A cross-browser library of CSS animations, including dozens of actions, such as bouncing, fading, rotating, sliding, and zooming entrances and exits, plus a list of "attention seekers" and other actions.
A link list of CSS animation tools and libraries. The next few entries are also collections, but none of them is a complete duplicate of another.
Another collection of animation tools and libraries specifically for CSS3. It covers some of the tools in the previous collection, but still has items unique to it.
A link list to four of the most popular CSS animation frameworks and libraries.
A list of CSS3 engines and libraries.
Another tutorial on using the GreenSock Animation Platform. Focused on an introductory level.
How to use icons to create an animated effect.
A web animation tutorial and inspiration site.
A standard commercial HTML5 animation platform. Its "no charge" license covers "most commercial uses." A paid license is required only when a project is being sold to multiple users.
A fast animation engine with the same API as JQuery's $.animate(), but it can work with or without JQuery.
A selection of libraries, including some mentioned in collections above, that didn't actually automatically time out in 2016.
A new open-source tool from Airbnb's engineering group. It renders Adobe After Effects animations in real time in iOS, Android, and React Native apps.
A common standard for web animation is scalable vector graphics files, or SVG. These files can be used for a number of graphics from large animations to simple icons.
Tutorials and info
An extended example of how to use SVGs to create complex animations from simple illustrations.
An example of animating a line illustration created in Adobe Illustrator.
Tips and resources for SVG animation.
An exchange of opinions on how to successfully animate SVG files.
The basics of using the SVG element in HTML5.
A tutorial on how to use SVG images in HTML programming.
An exploration of the different ways to create professional animations using SVG images.
A free and open-source professional vector graphics editor for Windows, MacOS, and Linux.
An online tool for quickly creating animated SVG spinners, loaders, and other looping animations.
A free online service that turns SVG drawings into a CSS icon kit.
A curated list of SVG tools.

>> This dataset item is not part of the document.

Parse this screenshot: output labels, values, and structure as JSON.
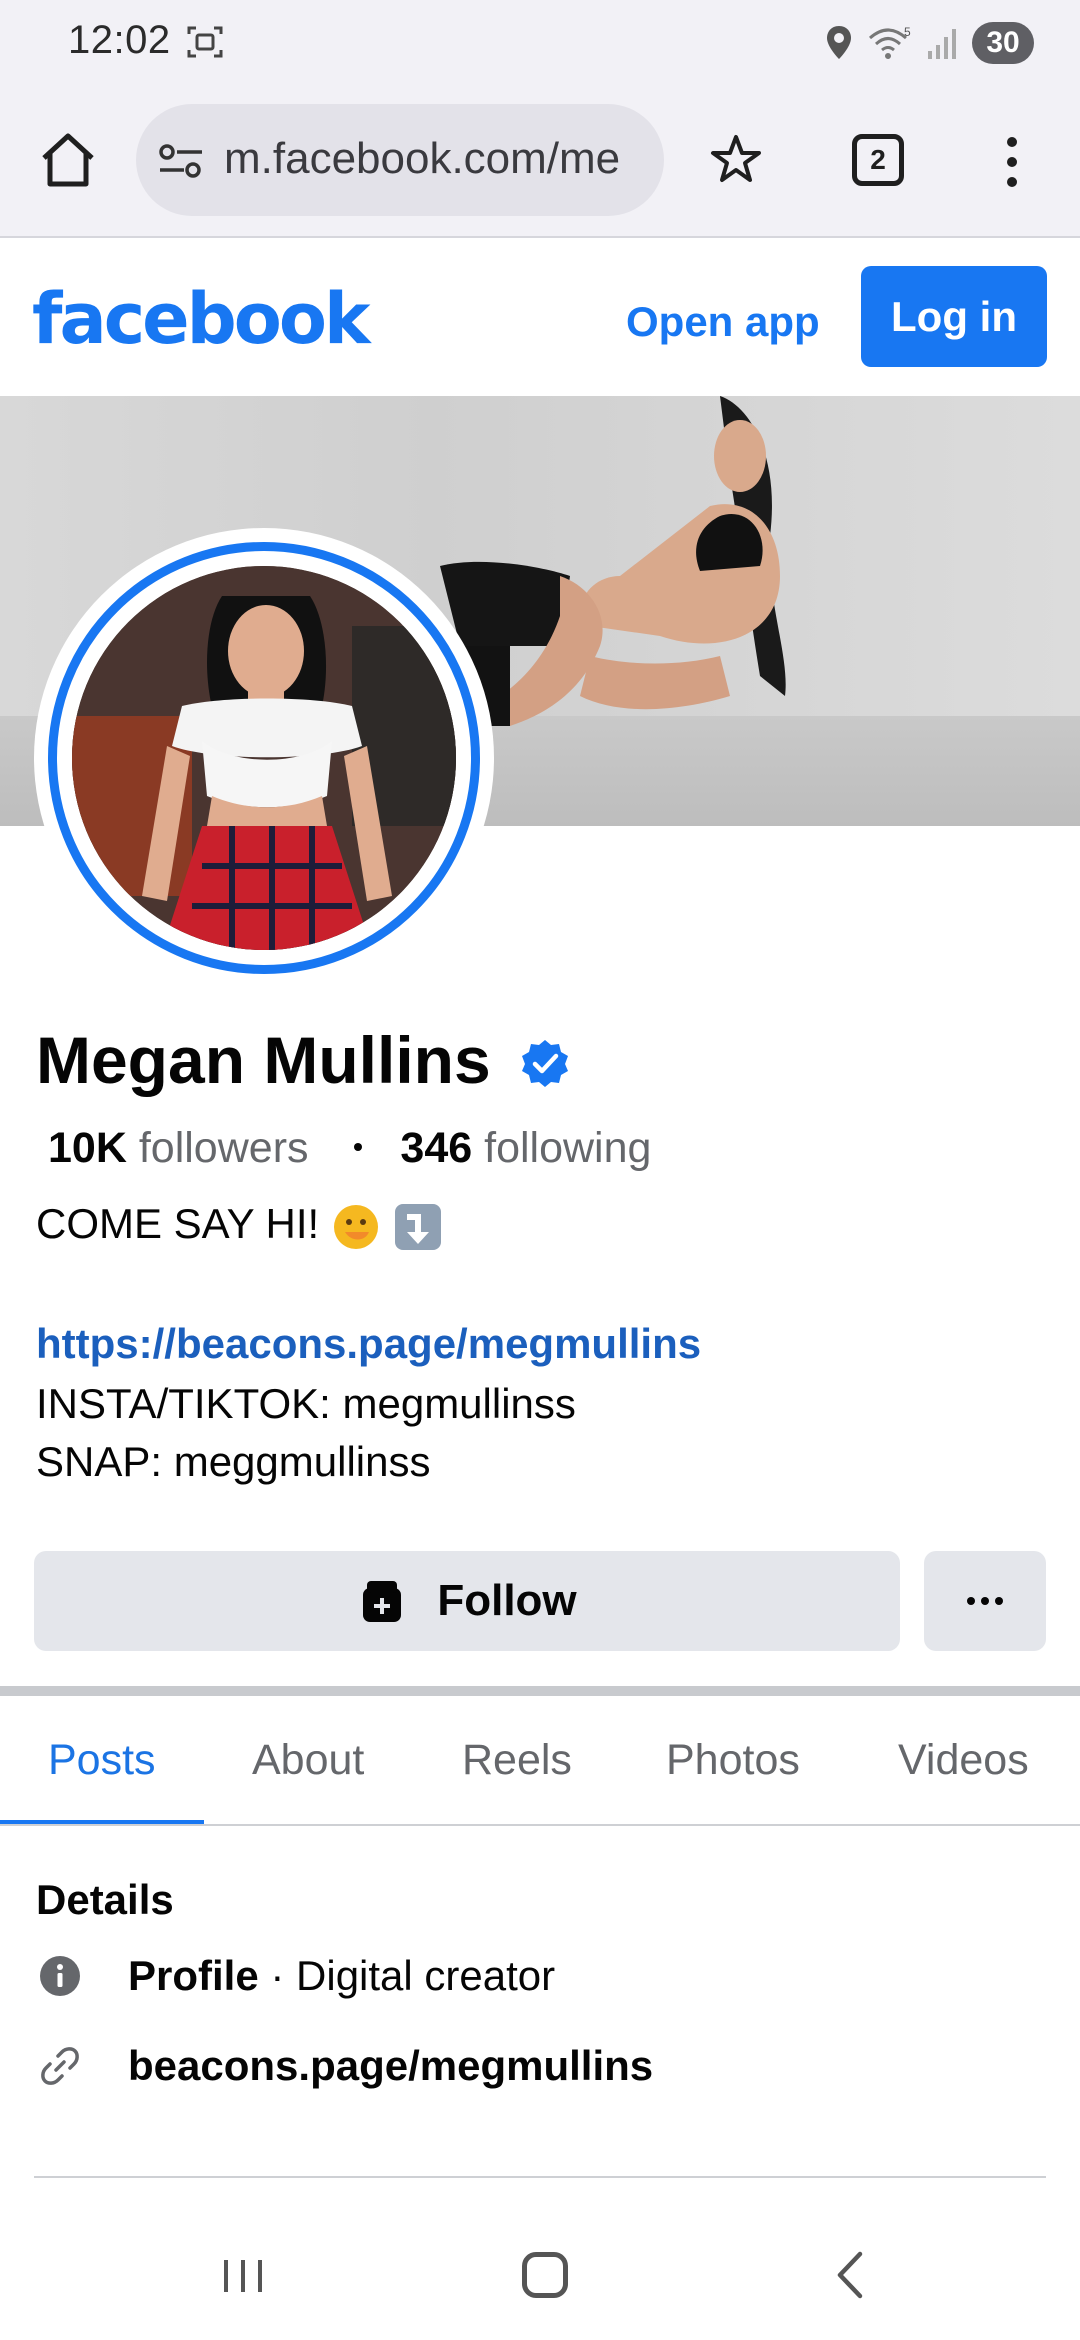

The collection is part of GitHub's well-known "awesome" lists.
Image file formats
It's important to have a basic understanding of image file formats, their effects, and the implications of each if you're going to be doing front-end development.
A collection of information on three major web image formats including considerations on how to choose the best one for a given project.
A Facebook engineering team's explanation of the development and use of keyframes as a way to export and play back After Effects animations.
A tutorial for selecting the right size, formats, and resolutions for icons, based on the choice of operating system.
A review of different image types with images to show differences in effects.
Consider browser support
Some aspects of images and animations in web and mobile applications are long established. But how you handle and use them changes over time with new tools, operating system features, image standard features, and hardware capabilities.
Keep abreast of what is new and different. The site Can I Use is one good way to see what current browsers support for front-end web technologies on desktop and mobile web browsers.
Are there any resources that you find particularly useful for image and animation handling on the web? Share them in the comments below and we will consider adding them to our evolving guide.